• Excerpted records
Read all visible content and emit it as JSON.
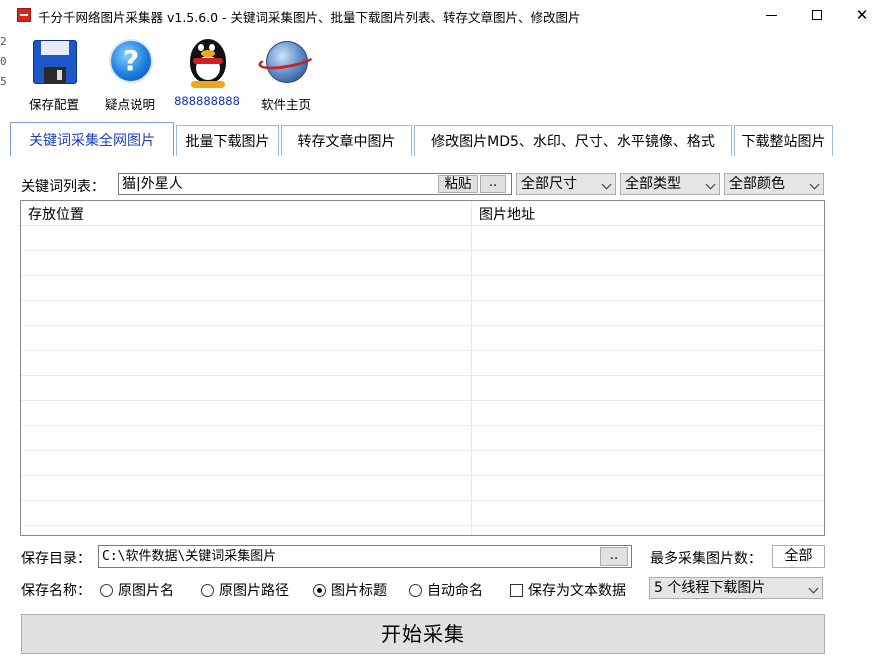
{
  "window": {
    "title": "千分千网络图片采集器 v1.5.6.0 - 关键词采集图片、批量下载图片列表、转存文章图片、修改图片",
    "icon": "app-logo-icon"
  },
  "left_gutter": [
    "2",
    "0",
    "5"
  ],
  "toolbar": {
    "items": [
      {
        "label": "保存配置",
        "icon": "floppy-disk-icon"
      },
      {
        "label": "疑点说明",
        "icon": "help-icon"
      },
      {
        "label": "888888888",
        "icon": "qq-penguin-icon"
      },
      {
        "label": "软件主页",
        "icon": "globe-icon"
      }
    ]
  },
  "tabs": [
    {
      "label": "关键词采集全网图片",
      "active": true
    },
    {
      "label": "批量下载图片",
      "active": false
    },
    {
      "label": "转存文章中图片",
      "active": false
    },
    {
      "label": "修改图片MD5、水印、尺寸、水平镜像、格式",
      "active": false
    },
    {
      "label": "下载整站图片",
      "active": false
    }
  ],
  "keyword": {
    "label": "关键词列表：",
    "value": "猫|外星人",
    "paste_button": "粘贴",
    "more_button": ".."
  },
  "filters": {
    "size": "全部尺寸",
    "type": "全部类型",
    "color": "全部颜色"
  },
  "grid": {
    "columns": [
      "存放位置",
      "图片地址"
    ],
    "rows": []
  },
  "save_dir": {
    "label": "保存目录：",
    "value": "C:\\软件数据\\关键词采集图片",
    "more_button": ".."
  },
  "max_images": {
    "label": "最多采集图片数：",
    "value": "全部"
  },
  "save_name": {
    "label": "保存名称：",
    "options": [
      {
        "label": "原图片名",
        "checked": false
      },
      {
        "label": "原图片路径",
        "checked": false
      },
      {
        "label": "图片标题",
        "checked": true
      },
      {
        "label": "自动命名",
        "checked": false
      }
    ],
    "save_text_label": "保存为文本数据",
    "save_text_checked": false,
    "threads": "5 个线程下载图片"
  },
  "start_button": "开始采集"
}
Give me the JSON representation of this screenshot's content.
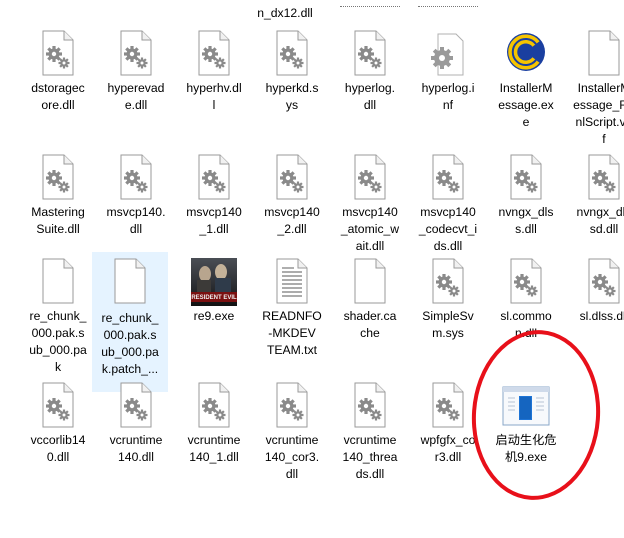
{
  "top_fragments": [
    "n_dx12.dll",
    "",
    ""
  ],
  "rows": [
    [
      {
        "name": "dstoragecore.dll",
        "label": "dstoragec\nore.dll",
        "icon": "dll-gear-icon"
      },
      {
        "name": "hyperevade.dll",
        "label": "hyperevad\ne.dll",
        "icon": "dll-gear-icon"
      },
      {
        "name": "hyperhv.dll",
        "label": "hyperhv.dl\nl",
        "icon": "dll-gear-icon"
      },
      {
        "name": "hyperkd.sys",
        "label": "hyperkd.s\nys",
        "icon": "dll-gear-icon"
      },
      {
        "name": "hyperlog.dll",
        "label": "hyperlog.\ndll",
        "icon": "dll-gear-icon"
      },
      {
        "name": "hyperlog.inf",
        "label": "hyperlog.i\nnf",
        "icon": "inf-gear-icon"
      },
      {
        "name": "InstallerMessage.exe",
        "label": "InstallerM\nessage.ex\ne",
        "icon": "capcom-logo-icon"
      },
      {
        "name": "InstallerMessage_RunScript.vdf",
        "label": "InstallerM\nessage_Ru\nnlScript.vd\nf",
        "icon": "blank-file-icon"
      }
    ],
    [
      {
        "name": "MasteringSuite.dll",
        "label": "Mastering\nSuite.dll",
        "icon": "dll-gear-icon"
      },
      {
        "name": "msvcp140.dll",
        "label": "msvcp140.\ndll",
        "icon": "dll-gear-icon"
      },
      {
        "name": "msvcp140_1.dll",
        "label": "msvcp140\n_1.dll",
        "icon": "dll-gear-icon"
      },
      {
        "name": "msvcp140_2.dll",
        "label": "msvcp140\n_2.dll",
        "icon": "dll-gear-icon"
      },
      {
        "name": "msvcp140_atomic_wait.dll",
        "label": "msvcp140\n_atomic_w\nait.dll",
        "icon": "dll-gear-icon"
      },
      {
        "name": "msvcp140_codecvt_ids.dll",
        "label": "msvcp140\n_codecvt_i\nds.dll",
        "icon": "dll-gear-icon"
      },
      {
        "name": "nvngx_dlss.dll",
        "label": "nvngx_dls\ns.dll",
        "icon": "dll-gear-icon"
      },
      {
        "name": "nvngx_dlssd.dll",
        "label": "nvngx_dls\nsd.dll",
        "icon": "dll-gear-icon"
      }
    ],
    [
      {
        "name": "re_chunk_000.pak.sub_000.pak",
        "label": "re_chunk_\n000.pak.s\nub_000.pa\nk",
        "icon": "blank-file-icon"
      },
      {
        "name": "re_chunk_000.pak.sub_000.pak.patch",
        "label": "re_chunk_\n000.pak.s\nub_000.pa\nk.patch_...",
        "icon": "blank-file-icon",
        "selected": true
      },
      {
        "name": "re9.exe",
        "label": "re9.exe",
        "icon": "resident-evil-game-icon"
      },
      {
        "name": "READNFO-MKDEVTEAM.txt",
        "label": "READNFO\n-MKDEV\nTEAM.txt",
        "icon": "text-file-icon"
      },
      {
        "name": "shader.cache",
        "label": "shader.ca\nche",
        "icon": "blank-file-icon"
      },
      {
        "name": "SimpleSvm.sys",
        "label": "SimpleSv\nm.sys",
        "icon": "dll-gear-icon"
      },
      {
        "name": "sl.common.dll",
        "label": "sl.commo\nn.dll",
        "icon": "dll-gear-icon"
      },
      {
        "name": "sl.dlss.dll",
        "label": "sl.dlss.dll",
        "icon": "dll-gear-icon"
      }
    ],
    [
      {
        "name": "vccorlib140.dll",
        "label": "vccorlib14\n0.dll",
        "icon": "dll-gear-icon"
      },
      {
        "name": "vcruntime140.dll",
        "label": "vcruntime\n140.dll",
        "icon": "dll-gear-icon"
      },
      {
        "name": "vcruntime140_1.dll",
        "label": "vcruntime\n140_1.dll",
        "icon": "dll-gear-icon"
      },
      {
        "name": "vcruntime140_cor3.dll",
        "label": "vcruntime\n140_cor3.\ndll",
        "icon": "dll-gear-icon"
      },
      {
        "name": "vcruntime140_threads.dll",
        "label": "vcruntime\n140_threa\nds.dll",
        "icon": "dll-gear-icon"
      },
      {
        "name": "wpfgfx_cor3.dll",
        "label": "wpfgfx_co\nr3.dll",
        "icon": "dll-gear-icon"
      },
      {
        "name": "启动生化危机9.exe",
        "label": "启动生化危\n机9.exe",
        "icon": "exe-window-icon"
      }
    ]
  ],
  "annotation": {
    "color": "#e8101a",
    "shape": "red-circle-highlight"
  }
}
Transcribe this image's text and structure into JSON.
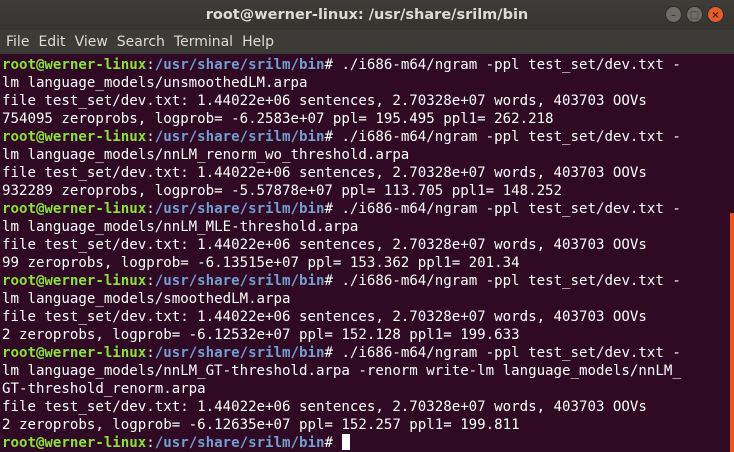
{
  "window": {
    "title": "root@werner-linux: /usr/share/srilm/bin"
  },
  "menu": [
    "File",
    "Edit",
    "View",
    "Search",
    "Terminal",
    "Help"
  ],
  "prompt": {
    "user": "root@werner-linux",
    "path": "/usr/share/srilm/bin",
    "symbol": "# "
  },
  "lines": [
    {
      "type": "cmd",
      "text": "./i686-m64/ngram -ppl test_set/dev.txt -"
    },
    {
      "type": "out",
      "text": "lm language_models/unsmoothedLM.arpa"
    },
    {
      "type": "out",
      "text": "file test_set/dev.txt: 1.44022e+06 sentences, 2.70328e+07 words, 403703 OOVs"
    },
    {
      "type": "out",
      "text": "754095 zeroprobs, logprob= -6.2583e+07 ppl= 195.495 ppl1= 262.218"
    },
    {
      "type": "cmd",
      "text": "./i686-m64/ngram -ppl test_set/dev.txt -"
    },
    {
      "type": "out",
      "text": "lm language_models/nnLM_renorm_wo_threshold.arpa"
    },
    {
      "type": "out",
      "text": "file test_set/dev.txt: 1.44022e+06 sentences, 2.70328e+07 words, 403703 OOVs"
    },
    {
      "type": "out",
      "text": "932289 zeroprobs, logprob= -5.57878e+07 ppl= 113.705 ppl1= 148.252"
    },
    {
      "type": "cmd",
      "text": "./i686-m64/ngram -ppl test_set/dev.txt -"
    },
    {
      "type": "out",
      "text": "lm language_models/nnLM_MLE-threshold.arpa"
    },
    {
      "type": "out",
      "text": "file test_set/dev.txt: 1.44022e+06 sentences, 2.70328e+07 words, 403703 OOVs"
    },
    {
      "type": "out",
      "text": "99 zeroprobs, logprob= -6.13515e+07 ppl= 153.362 ppl1= 201.34"
    },
    {
      "type": "cmd",
      "text": "./i686-m64/ngram -ppl test_set/dev.txt -"
    },
    {
      "type": "out",
      "text": "lm language_models/smoothedLM.arpa"
    },
    {
      "type": "out",
      "text": "file test_set/dev.txt: 1.44022e+06 sentences, 2.70328e+07 words, 403703 OOVs"
    },
    {
      "type": "out",
      "text": "2 zeroprobs, logprob= -6.12532e+07 ppl= 152.128 ppl1= 199.633"
    },
    {
      "type": "cmd",
      "text": "./i686-m64/ngram -ppl test_set/dev.txt -"
    },
    {
      "type": "out",
      "text": "lm language_models/nnLM_GT-threshold.arpa -renorm write-lm language_models/nnLM_"
    },
    {
      "type": "out",
      "text": "GT-threshold_renorm.arpa"
    },
    {
      "type": "out",
      "text": "file test_set/dev.txt: 1.44022e+06 sentences, 2.70328e+07 words, 403703 OOVs"
    },
    {
      "type": "out",
      "text": "2 zeroprobs, logprob= -6.12635e+07 ppl= 152.257 ppl1= 199.811"
    },
    {
      "type": "prompt",
      "text": ""
    }
  ],
  "colors": {
    "background": "#300a24",
    "user": "#8ae234",
    "path": "#729fcf",
    "scrollbar": "#e95420"
  },
  "scroll": {
    "thumb_start": 0.4,
    "thumb_fraction": 0.6
  }
}
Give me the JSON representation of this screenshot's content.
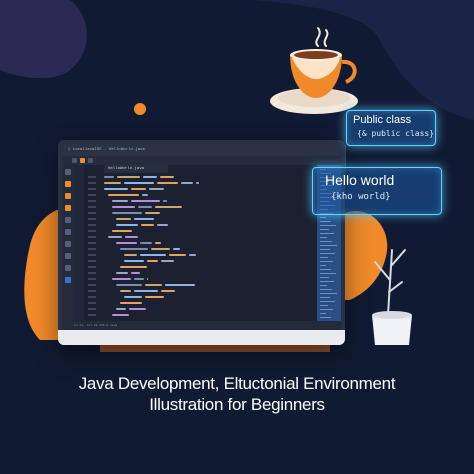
{
  "editor": {
    "window_title": "▯ LocalJavaIDE - HelloWorld.java",
    "tab_label": "HelloWorld.java",
    "status_text": "Ln 14, Col 22   UTF-8   Java"
  },
  "panels": {
    "public_class": {
      "title": "Public class",
      "subtitle": "{& public class}"
    },
    "hello_world": {
      "title": "Hello world",
      "subtitle": "{kho world}"
    }
  },
  "caption": {
    "line1": "Java Development, Eltuctonial Environment",
    "line2": "Illustration for Beginners"
  },
  "colors": {
    "background": "#111a33",
    "accent_orange": "#f08a2a",
    "glow_blue": "#5fd6ff"
  },
  "icons": [
    "coffee-cup-icon",
    "plant-pot-icon",
    "java-logo-icon"
  ]
}
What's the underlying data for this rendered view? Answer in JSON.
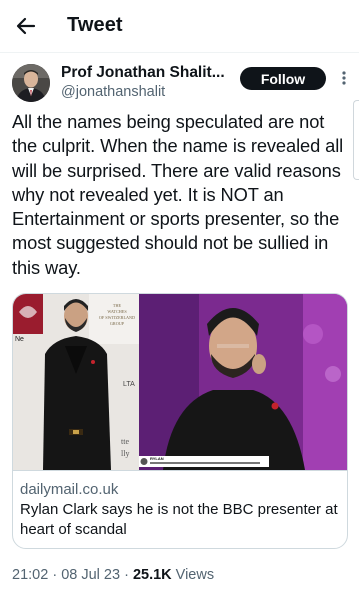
{
  "header": {
    "title": "Tweet",
    "back_icon": "arrow-left-icon"
  },
  "author": {
    "display_name": "Prof Jonathan Shalit...",
    "handle": "@jonathanshalit",
    "follow_label": "Follow",
    "more_icon": "more-vertical-icon"
  },
  "tweet": {
    "text": "All the names being speculated are not the culprit. When the name is revealed all will be surprised. There are valid reasons why not revealed yet. It is NOT an Entertainment or sports presenter, so the most suggested should not be sullied in this way."
  },
  "card": {
    "domain": "dailymail.co.uk",
    "title": "Rylan Clark says he is not the BBC presenter at heart of scandal",
    "left_photo_sign_lines": [
      "THE",
      "WATCHES",
      "OF SWITZERLAND",
      "GROUP"
    ],
    "left_photo_sign_fragments": [
      "Ne",
      "LTA",
      "tte",
      "lly"
    ],
    "right_photo_overlay_label": "RYLAN"
  },
  "meta": {
    "time": "21:02",
    "date": "08 Jul 23",
    "views_count": "25.1K",
    "views_label": "Views"
  },
  "colors": {
    "text_primary": "#0f1419",
    "text_secondary": "#536471",
    "border": "#cfd9de",
    "follow_bg": "#0f1419"
  }
}
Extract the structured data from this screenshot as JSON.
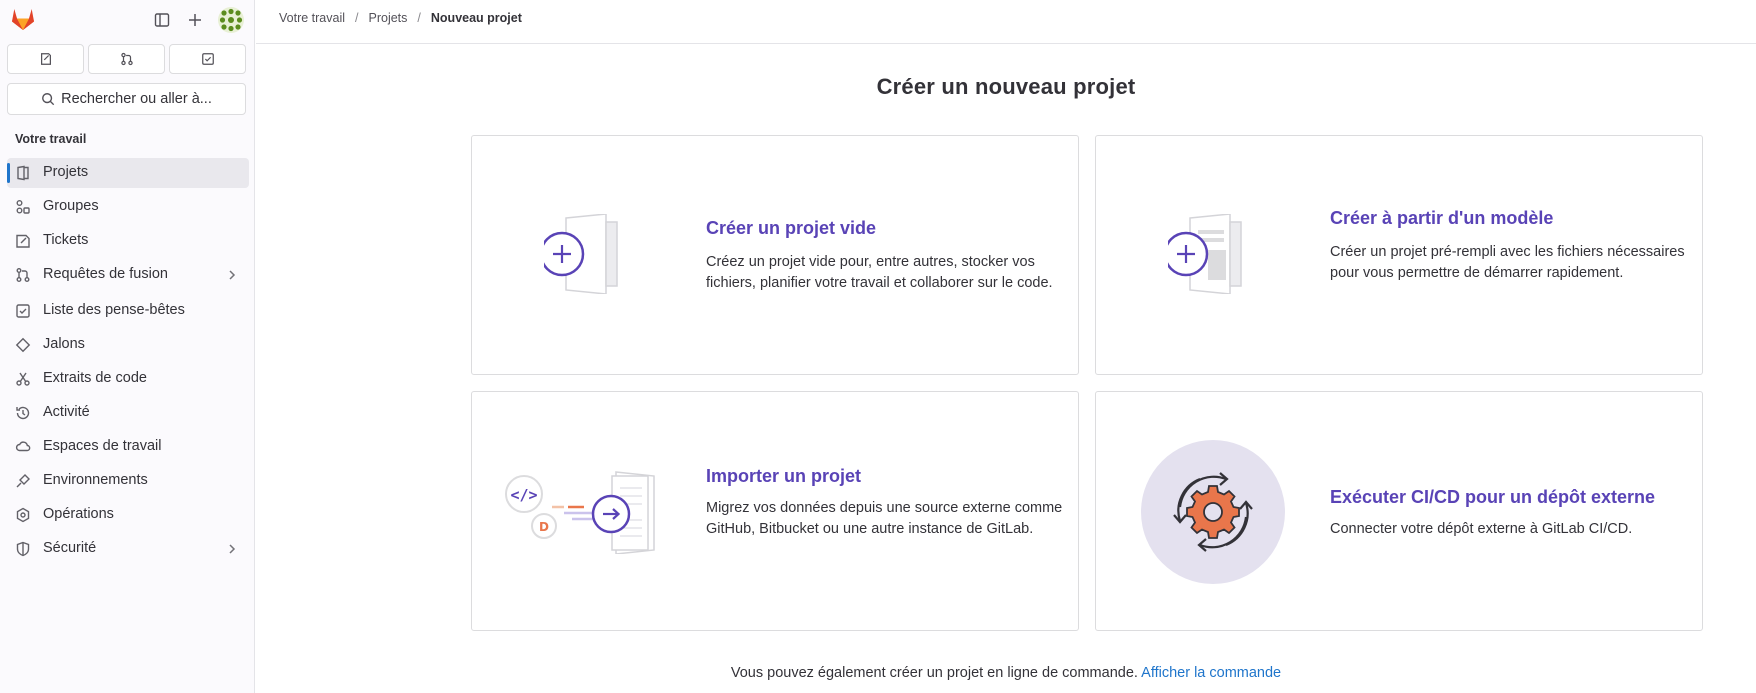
{
  "sidebar": {
    "search_placeholder": "Rechercher ou aller à...",
    "section_title": "Votre travail",
    "items": [
      {
        "label": "Projets",
        "icon": "project-icon",
        "active": true
      },
      {
        "label": "Groupes",
        "icon": "group-icon"
      },
      {
        "label": "Tickets",
        "icon": "issues-icon"
      },
      {
        "label": "Requêtes de fusion",
        "icon": "merge-request-icon",
        "expandable": true
      },
      {
        "label": "Liste des pense-bêtes",
        "icon": "todo-icon"
      },
      {
        "label": "Jalons",
        "icon": "milestone-icon"
      },
      {
        "label": "Extraits de code",
        "icon": "snippet-icon"
      },
      {
        "label": "Activité",
        "icon": "history-icon"
      },
      {
        "label": "Espaces de travail",
        "icon": "workspace-icon"
      },
      {
        "label": "Environnements",
        "icon": "environment-icon"
      },
      {
        "label": "Opérations",
        "icon": "operations-icon"
      },
      {
        "label": "Sécurité",
        "icon": "shield-icon",
        "expandable": true
      }
    ]
  },
  "breadcrumb": [
    "Votre travail",
    "Projets",
    "Nouveau projet"
  ],
  "page": {
    "title": "Créer un nouveau projet",
    "cards": [
      {
        "title": "Créer un projet vide",
        "desc": "Créez un projet vide pour, entre autres, stocker vos fichiers, planifier votre travail et collaborer sur le code."
      },
      {
        "title": "Créer à partir d'un modèle",
        "desc": "Créer un projet pré-rempli avec les fichiers nécessaires pour vous permettre de démarrer rapidement."
      },
      {
        "title": "Importer un projet",
        "desc": "Migrez vos données depuis une source externe comme GitHub, Bitbucket ou une autre instance de GitLab."
      },
      {
        "title": "Exécuter CI/CD pour un dépôt externe",
        "desc": "Connecter votre dépôt externe à GitLab CI/CD."
      }
    ],
    "footer_text": "Vous pouvez également créer un projet en ligne de commande.",
    "footer_link": "Afficher la commande"
  },
  "colors": {
    "accent": "#5943b6",
    "link": "#1f75cb",
    "active_bar": "#1f75cb",
    "gear": "#e9764b"
  }
}
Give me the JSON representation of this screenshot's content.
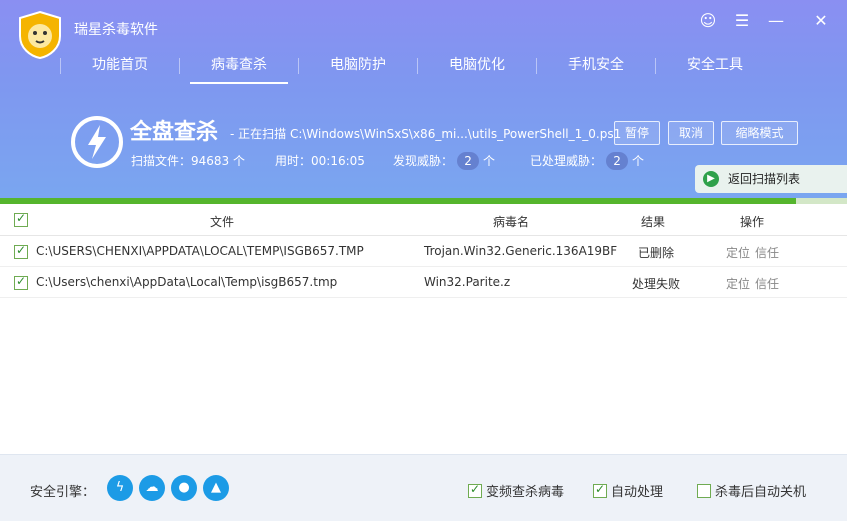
{
  "app": {
    "title": "瑞星杀毒软件"
  },
  "window_controls": [
    {
      "name": "user-icon",
      "glyph": "☺"
    },
    {
      "name": "menu-icon",
      "glyph": "☰"
    },
    {
      "name": "minimize-icon",
      "glyph": "—"
    },
    {
      "name": "close-icon",
      "glyph": "✕"
    }
  ],
  "nav": {
    "items": [
      {
        "label": "功能首页"
      },
      {
        "label": "病毒查杀"
      },
      {
        "label": "电脑防护"
      },
      {
        "label": "电脑优化"
      },
      {
        "label": "手机安全"
      },
      {
        "label": "安全工具"
      }
    ],
    "active_index": 1
  },
  "scan": {
    "title": "全盘查杀",
    "current_path": "- 正在扫描 C:\\Windows\\WinSxS\\x86_mi...\\utils_PowerShell_1_0.ps1",
    "buttons": {
      "pause": "暂停",
      "cancel": "取消",
      "mini": "缩略模式"
    },
    "stats": {
      "files_label": "扫描文件：",
      "files_value": "94683",
      "files_unit": "个",
      "time_label": "用时：",
      "time_value": "00:16:05",
      "threats_label": "发现威胁：",
      "threats_value": "2",
      "threats_unit": "个",
      "handled_label": "已处理威胁：",
      "handled_value": "2",
      "handled_unit": "个"
    },
    "return_label": "返回扫描列表",
    "progress_percent": 94
  },
  "table": {
    "headers": {
      "file": "文件",
      "virus": "病毒名",
      "result": "结果",
      "action": "操作"
    },
    "rows": [
      {
        "file": "C:\\USERS\\CHENXI\\APPDATA\\LOCAL\\TEMP\\ISGB657.TMP",
        "virus": "Trojan.Win32.Generic.136A19BF",
        "result": "已删除",
        "locate": "定位",
        "trust": "信任"
      },
      {
        "file": "C:\\Users\\chenxi\\AppData\\Local\\Temp\\isgB657.tmp",
        "virus": "Win32.Parite.z",
        "result": "处理失败",
        "locate": "定位",
        "trust": "信任"
      }
    ]
  },
  "bottom": {
    "engine_label": "安全引擎：",
    "engine_icons": [
      "lightning-icon",
      "cloud-icon",
      "person-icon",
      "recycle-icon"
    ],
    "options": {
      "frequent_scan": "变频查杀病毒",
      "auto_handle": "自动处理",
      "shutdown_after": "杀毒后自动关机"
    }
  },
  "colors": {
    "header_top": "#8a8ff2",
    "header_bottom": "#7aa6f0",
    "progress": "#55b52d",
    "accent_blue": "#1c9be6"
  }
}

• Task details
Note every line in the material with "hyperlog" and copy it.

• Written solution
        "name": "hyperlog.dll",
        "label": "hyperlog.\ndll",
        "name": "hyperlog.inf",
        "label": "hyperlog.i\nnf",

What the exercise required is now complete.